** LISTED RECORDS follows **
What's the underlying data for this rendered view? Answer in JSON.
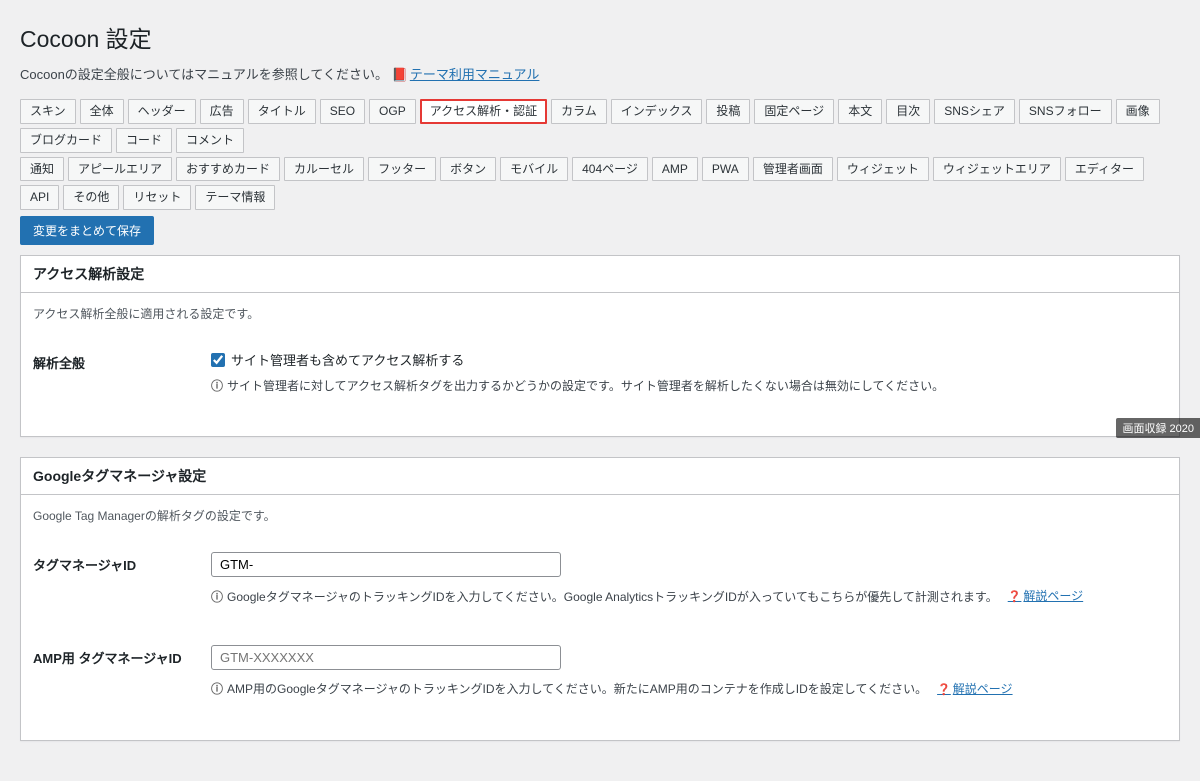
{
  "page": {
    "title": "Cocoon 設定",
    "description": "Cocoonの設定全般についてはマニュアルを参照してください。",
    "manual_link": "テーマ利用マニュアル"
  },
  "tabs_row1": [
    "スキン",
    "全体",
    "ヘッダー",
    "広告",
    "タイトル",
    "SEO",
    "OGP",
    "アクセス解析・認証",
    "カラム",
    "インデックス",
    "投稿",
    "固定ページ",
    "本文",
    "目次",
    "SNSシェア",
    "SNSフォロー",
    "画像",
    "ブログカード",
    "コード",
    "コメント"
  ],
  "tabs_row2": [
    "通知",
    "アピールエリア",
    "おすすめカード",
    "カルーセル",
    "フッター",
    "ボタン",
    "モバイル",
    "404ページ",
    "AMP",
    "PWA",
    "管理者画面",
    "ウィジェット",
    "ウィジェットエリア",
    "エディター",
    "API",
    "その他",
    "リセット",
    "テーマ情報"
  ],
  "active_tab": "アクセス解析・認証",
  "save_button": "変更をまとめて保存",
  "section1": {
    "title": "アクセス解析設定",
    "desc": "アクセス解析全般に適用される設定です。",
    "row1": {
      "label": "解析全般",
      "checkbox_label": "サイト管理者も含めてアクセス解析する",
      "help": "サイト管理者に対してアクセス解析タグを出力するかどうかの設定です。サイト管理者を解析したくない場合は無効にしてください。"
    }
  },
  "section2": {
    "title": "Googleタグマネージャ設定",
    "desc": "Google Tag Managerの解析タグの設定です。",
    "row1": {
      "label": "タグマネージャID",
      "value": "GTM-",
      "help": "GoogleタグマネージャのトラッキングIDを入力してください。Google AnalyticsトラッキングIDが入っていてもこちらが優先して計測されます。",
      "link": "解説ページ"
    },
    "row2": {
      "label": "AMP用 タグマネージャID",
      "placeholder": "GTM-XXXXXXX",
      "help": "AMP用のGoogleタグマネージャのトラッキングIDを入力してください。新たにAMP用のコンテナを作成しIDを設定してください。",
      "link": "解説ページ"
    }
  },
  "floating": "画面収録 2020"
}
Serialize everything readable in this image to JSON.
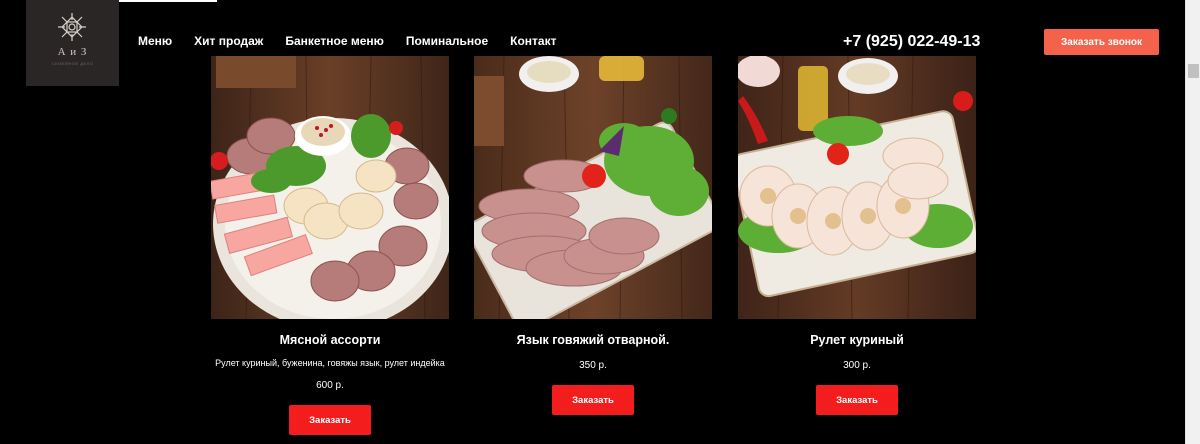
{
  "header": {
    "logo_text": "А и З",
    "logo_sub": "СЕМЕЙНОЕ ДЕЛО",
    "nav": [
      "Меню",
      "Хит продаж",
      "Банкетное меню",
      "Поминальное",
      "Контакт"
    ],
    "phone": "+7 (925) 022-49-13",
    "callback_label": "Заказать звонок"
  },
  "products": [
    {
      "title": "Мясной ассорти",
      "description": "Рулет куриный, буженина, говяжы язык, рулет индейка",
      "price": "600 р.",
      "button": "Заказать"
    },
    {
      "title": "Язык говяжий отварной.",
      "price": "350 р.",
      "button": "Заказать"
    },
    {
      "title": "Рулет куриный",
      "price": "300 р.",
      "button": "Заказать"
    }
  ],
  "colors": {
    "background": "#000000",
    "accent_callback": "#f4624b",
    "accent_order": "#f41d1d",
    "wood": "#5a3520"
  }
}
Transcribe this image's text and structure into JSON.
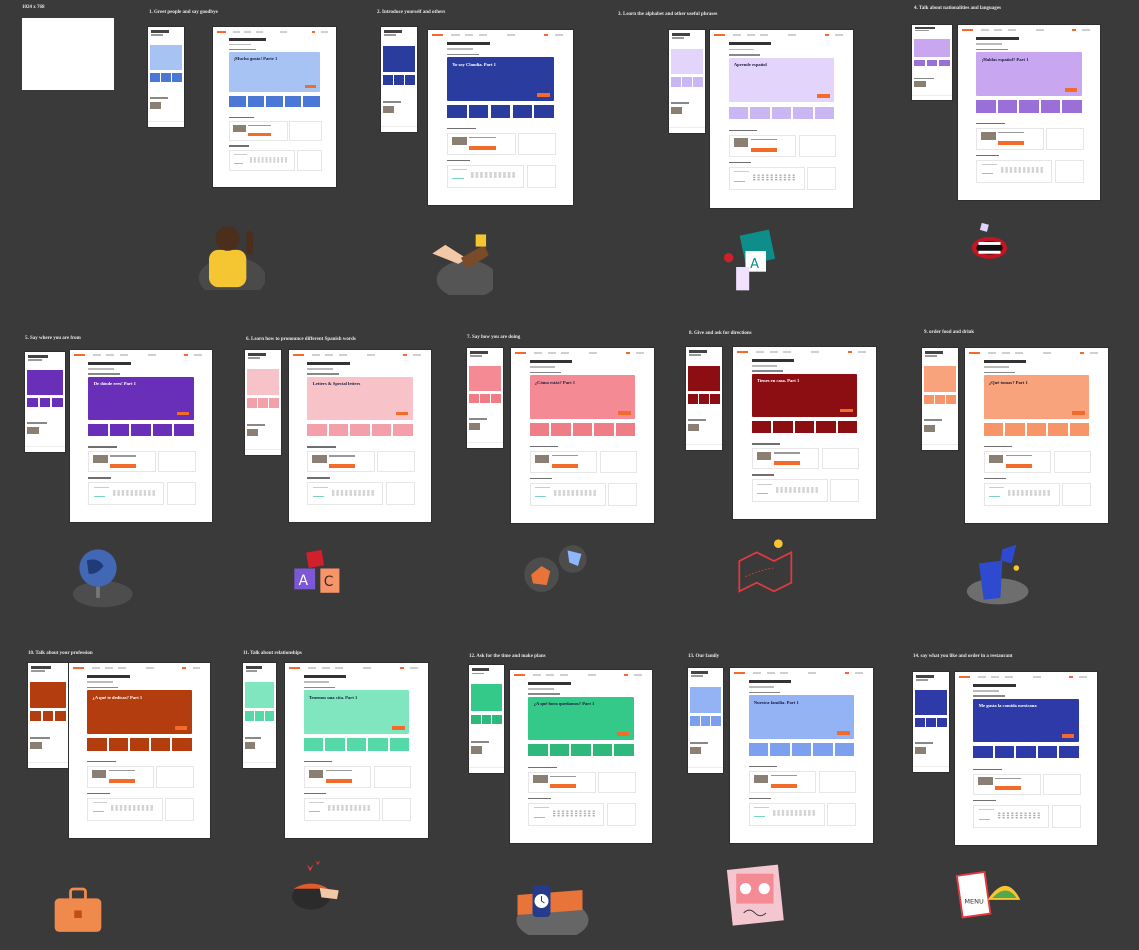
{
  "size_label": "1024 x 768",
  "accent": "#f26b2a",
  "boards": [
    {
      "title": "1.  Greet people and say goodbye",
      "hero_text": "¡Mucho gusto! Parte 1",
      "color": "#a7c3f4",
      "tile": "#4b78d6",
      "illustration": "person-waving"
    },
    {
      "title": "2.  Introduce yourself and others",
      "hero_text": "Yo soy Claudia. Part 1",
      "color": "#2a3d9f",
      "tile": "#2a3d9f",
      "illustration": "handshake"
    },
    {
      "title": "3.  Learn the alphabet and other useful phrases",
      "hero_text": "Aprende español",
      "color": "#e2d4fb",
      "tile": "#c9b6f3",
      "illustration": "alphabet-cards"
    },
    {
      "title": "4.  Talk about nationalities and languages",
      "hero_text": "¡Hablas español? Part 1",
      "color": "#c9a6f0",
      "tile": "#9b6fd8",
      "illustration": "open-mouth"
    },
    {
      "title": "5.  Say where you are from",
      "hero_text": "De dónde eres! Part 1",
      "color": "#6a2fb8",
      "tile": "#6a2fb8",
      "illustration": "globe"
    },
    {
      "title": "6.  Learn how to pronounce different Spanish words",
      "hero_text": "Letters & Special letters",
      "color": "#f8c2c9",
      "tile": "#f3a0ab",
      "illustration": "letter-blocks"
    },
    {
      "title": "7.  Say how you are doing",
      "hero_text": "¿Cómo estás? Part 1",
      "color": "#f48b94",
      "tile": "#f07c86",
      "illustration": "thumbs"
    },
    {
      "title": "8.  Give and ask for directions",
      "hero_text": "Tienes en casa. Part 1",
      "color": "#8c0d12",
      "tile": "#8c0d12",
      "illustration": "map"
    },
    {
      "title": "9.  order food and drink",
      "hero_text": "¿Qué tomas? Part 1",
      "color": "#f9a37c",
      "tile": "#f79569",
      "illustration": "drink-cup"
    },
    {
      "title": "10.  Talk about your profession",
      "hero_text": "¿A qué te dedicas? Part 1",
      "color": "#b33d0e",
      "tile": "#b33d0e",
      "illustration": "briefcase"
    },
    {
      "title": "11.  Talk about relationships",
      "hero_text": "Tenemos una cita. Part 1",
      "color": "#7fe6bf",
      "tile": "#56d9a8",
      "illustration": "hearts-bowl"
    },
    {
      "title": "12.  Ask for the time and make plans",
      "hero_text": "¿A qué hora quedamos? Part 1",
      "color": "#34c989",
      "tile": "#2fb87c",
      "illustration": "wristwatch"
    },
    {
      "title": "13.  Our family",
      "hero_text": "Nuestra familia. Part 1",
      "color": "#93b3f5",
      "tile": "#7d9ff0",
      "illustration": "family-photo"
    },
    {
      "title": "14.  say what you like and order in a restaurant",
      "hero_text": "Me gusta la comida mexicana",
      "color": "#2d3aa8",
      "tile": "#2d3aa8",
      "illustration": "menu-taco"
    }
  ]
}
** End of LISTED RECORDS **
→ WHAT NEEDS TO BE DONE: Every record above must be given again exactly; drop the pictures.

→ FINISHED TASK:
What's the underlying data for this rendered view? Answer in JSON.
{
  "page": {
    "title": "Cocoon 設定",
    "description": "Cocoonの設定全般についてはマニュアルを参照してください。",
    "manual_link": "テーマ利用マニュアル"
  },
  "tabs_row1": [
    "スキン",
    "全体",
    "ヘッダー",
    "広告",
    "タイトル",
    "SEO",
    "OGP",
    "アクセス解析・認証",
    "カラム",
    "インデックス",
    "投稿",
    "固定ページ",
    "本文",
    "目次",
    "SNSシェア",
    "SNSフォロー",
    "画像",
    "ブログカード",
    "コード",
    "コメント"
  ],
  "tabs_row2": [
    "通知",
    "アピールエリア",
    "おすすめカード",
    "カルーセル",
    "フッター",
    "ボタン",
    "モバイル",
    "404ページ",
    "AMP",
    "PWA",
    "管理者画面",
    "ウィジェット",
    "ウィジェットエリア",
    "エディター",
    "API",
    "その他",
    "リセット",
    "テーマ情報"
  ],
  "active_tab": "アクセス解析・認証",
  "save_button": "変更をまとめて保存",
  "section1": {
    "title": "アクセス解析設定",
    "desc": "アクセス解析全般に適用される設定です。",
    "row1": {
      "label": "解析全般",
      "checkbox_label": "サイト管理者も含めてアクセス解析する",
      "help": "サイト管理者に対してアクセス解析タグを出力するかどうかの設定です。サイト管理者を解析したくない場合は無効にしてください。"
    }
  },
  "section2": {
    "title": "Googleタグマネージャ設定",
    "desc": "Google Tag Managerの解析タグの設定です。",
    "row1": {
      "label": "タグマネージャID",
      "value": "GTM-",
      "help": "GoogleタグマネージャのトラッキングIDを入力してください。Google AnalyticsトラッキングIDが入っていてもこちらが優先して計測されます。",
      "link": "解説ページ"
    },
    "row2": {
      "label": "AMP用 タグマネージャID",
      "placeholder": "GTM-XXXXXXX",
      "help": "AMP用のGoogleタグマネージャのトラッキングIDを入力してください。新たにAMP用のコンテナを作成しIDを設定してください。",
      "link": "解説ページ"
    }
  },
  "floating": "画面収録 2020"
}
Serialize everything readable in this image to JSON.
{
  "header": {
    "logo_text": "А и З",
    "logo_sub": "СЕМЕЙНОЕ ДЕЛО",
    "nav": [
      "Меню",
      "Хит продаж",
      "Банкетное меню",
      "Поминальное",
      "Контакт"
    ],
    "phone": "+7 (925) 022-49-13",
    "callback_label": "Заказать звонок"
  },
  "products": [
    {
      "title": "Мясной ассорти",
      "description": "Рулет куриный, буженина, говяжы язык, рулет индейка",
      "price": "600 р.",
      "button": "Заказать"
    },
    {
      "title": "Язык говяжий отварной.",
      "price": "350 р.",
      "button": "Заказать"
    },
    {
      "title": "Рулет куриный",
      "price": "300 р.",
      "button": "Заказать"
    }
  ],
  "colors": {
    "background": "#000000",
    "accent_callback": "#f4624b",
    "accent_order": "#f41d1d",
    "wood": "#5a3520"
  }
}
Transcribe this image's text and structure into JSON.
{
  "size_label": "1024 x 768",
  "accent": "#f26b2a",
  "boards": [
    {
      "title": "1.  Greet people and say goodbye",
      "hero_text": "¡Mucho gusto! Parte 1",
      "color": "#a7c3f4",
      "tile": "#4b78d6",
      "illustration": "person-waving"
    },
    {
      "title": "2.  Introduce yourself and others",
      "hero_text": "Yo soy Claudia. Part 1",
      "color": "#2a3d9f",
      "tile": "#2a3d9f",
      "illustration": "handshake"
    },
    {
      "title": "3.  Learn the alphabet and other useful phrases",
      "hero_text": "Aprende español",
      "color": "#e2d4fb",
      "tile": "#c9b6f3",
      "illustration": "alphabet-cards"
    },
    {
      "title": "4.  Talk about nationalities and languages",
      "hero_text": "¡Hablas español? Part 1",
      "color": "#c9a6f0",
      "tile": "#9b6fd8",
      "illustration": "open-mouth"
    },
    {
      "title": "5.  Say where you are from",
      "hero_text": "De dónde eres! Part 1",
      "color": "#6a2fb8",
      "tile": "#6a2fb8",
      "illustration": "globe"
    },
    {
      "title": "6.  Learn how to pronounce different Spanish words",
      "hero_text": "Letters & Special letters",
      "color": "#f8c2c9",
      "tile": "#f3a0ab",
      "illustration": "letter-blocks"
    },
    {
      "title": "7.  Say how you are doing",
      "hero_text": "¿Cómo estás? Part 1",
      "color": "#f48b94",
      "tile": "#f07c86",
      "illustration": "thumbs"
    },
    {
      "title": "8.  Give and ask for directions",
      "hero_text": "Tienes en casa. Part 1",
      "color": "#8c0d12",
      "tile": "#8c0d12",
      "illustration": "map"
    },
    {
      "title": "9.  order food and drink",
      "hero_text": "¿Qué tomas? Part 1",
      "color": "#f9a37c",
      "tile": "#f79569",
      "illustration": "drink-cup"
    },
    {
      "title": "10.  Talk about your profession",
      "hero_text": "¿A qué te dedicas? Part 1",
      "color": "#b33d0e",
      "tile": "#b33d0e",
      "illustration": "briefcase"
    },
    {
      "title": "11.  Talk about relationships",
      "hero_text": "Tenemos una cita. Part 1",
      "color": "#7fe6bf",
      "tile": "#56d9a8",
      "illustration": "hearts-bowl"
    },
    {
      "title": "12.  Ask for the time and make plans",
      "hero_text": "¿A qué hora quedamos? Part 1",
      "color": "#34c989",
      "tile": "#2fb87c",
      "illustration": "wristwatch"
    },
    {
      "title": "13.  Our family",
      "hero_text": "Nuestra familia. Part 1",
      "color": "#93b3f5",
      "tile": "#7d9ff0",
      "illustration": "family-photo"
    },
    {
      "title": "14.  say what you like and order in a restaurant",
      "hero_text": "Me gusta la comida mexicana",
      "color": "#2d3aa8",
      "tile": "#2d3aa8",
      "illustration": "menu-taco"
    }
  ]
}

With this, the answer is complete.